Another beautiful Spring day and thinking ahead I wanted to spend some time making and putting up nest boxes in time for swifts and house martins. With the prospect of returning breeding swifts I need to have all the boxes in place now to avoid disturbing them when they return. Several years ago I had a swift return to one of my nest boxes on 16th April. This was exceptionally early for a returning breeding swift and it then had to wait another 14 days before the next swift arrived back at the colony!
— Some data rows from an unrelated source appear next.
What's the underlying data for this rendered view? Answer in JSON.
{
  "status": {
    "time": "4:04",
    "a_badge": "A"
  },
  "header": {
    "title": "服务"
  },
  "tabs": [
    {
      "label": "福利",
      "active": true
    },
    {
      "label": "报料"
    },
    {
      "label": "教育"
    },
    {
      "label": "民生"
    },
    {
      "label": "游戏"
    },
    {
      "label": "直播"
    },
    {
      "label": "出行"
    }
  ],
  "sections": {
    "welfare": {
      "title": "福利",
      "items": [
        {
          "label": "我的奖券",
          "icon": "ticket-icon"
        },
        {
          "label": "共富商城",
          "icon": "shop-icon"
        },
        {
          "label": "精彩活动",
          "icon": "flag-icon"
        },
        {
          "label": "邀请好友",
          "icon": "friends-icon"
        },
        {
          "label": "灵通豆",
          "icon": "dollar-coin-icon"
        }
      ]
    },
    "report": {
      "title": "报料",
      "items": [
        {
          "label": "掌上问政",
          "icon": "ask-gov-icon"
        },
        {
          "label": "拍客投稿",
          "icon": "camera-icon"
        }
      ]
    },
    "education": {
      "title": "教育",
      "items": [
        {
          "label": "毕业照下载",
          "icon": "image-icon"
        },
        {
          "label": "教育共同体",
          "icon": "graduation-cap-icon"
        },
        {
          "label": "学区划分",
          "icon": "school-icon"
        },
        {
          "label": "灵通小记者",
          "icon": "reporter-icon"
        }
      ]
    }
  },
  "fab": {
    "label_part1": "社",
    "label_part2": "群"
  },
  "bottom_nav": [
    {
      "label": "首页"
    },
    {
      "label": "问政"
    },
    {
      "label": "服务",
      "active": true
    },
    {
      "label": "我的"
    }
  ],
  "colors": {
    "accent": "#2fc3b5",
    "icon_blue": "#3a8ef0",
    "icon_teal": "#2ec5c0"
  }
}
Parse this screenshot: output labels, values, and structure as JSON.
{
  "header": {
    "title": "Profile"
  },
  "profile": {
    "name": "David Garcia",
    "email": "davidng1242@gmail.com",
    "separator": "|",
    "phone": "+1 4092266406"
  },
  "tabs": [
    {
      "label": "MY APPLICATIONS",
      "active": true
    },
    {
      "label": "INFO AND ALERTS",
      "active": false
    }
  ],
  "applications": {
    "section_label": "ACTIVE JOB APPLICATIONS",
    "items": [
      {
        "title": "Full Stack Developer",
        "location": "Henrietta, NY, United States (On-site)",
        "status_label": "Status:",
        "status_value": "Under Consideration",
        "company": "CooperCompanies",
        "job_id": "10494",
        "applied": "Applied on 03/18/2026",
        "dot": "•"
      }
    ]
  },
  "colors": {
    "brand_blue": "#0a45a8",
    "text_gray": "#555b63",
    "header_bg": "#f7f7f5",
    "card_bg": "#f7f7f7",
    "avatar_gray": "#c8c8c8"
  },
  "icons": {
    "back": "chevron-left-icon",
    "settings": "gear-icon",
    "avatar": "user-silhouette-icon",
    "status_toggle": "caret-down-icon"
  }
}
Making nest boxes is an activity full of hope and anticipation. Today, I fitted a camera in a nest box which was visited by a non breeding swift last Summer. So all is now ready for the returning birds. The weather was so warm today I was almost expecting to see house martins and swifts above. For now, all the boxes have the entrances blocked to stop take over by tree sparrows. There are plenty of nest boxes provided elsewhere for sparrows though they nearly always attempt to move to the swift boxes for their second broods.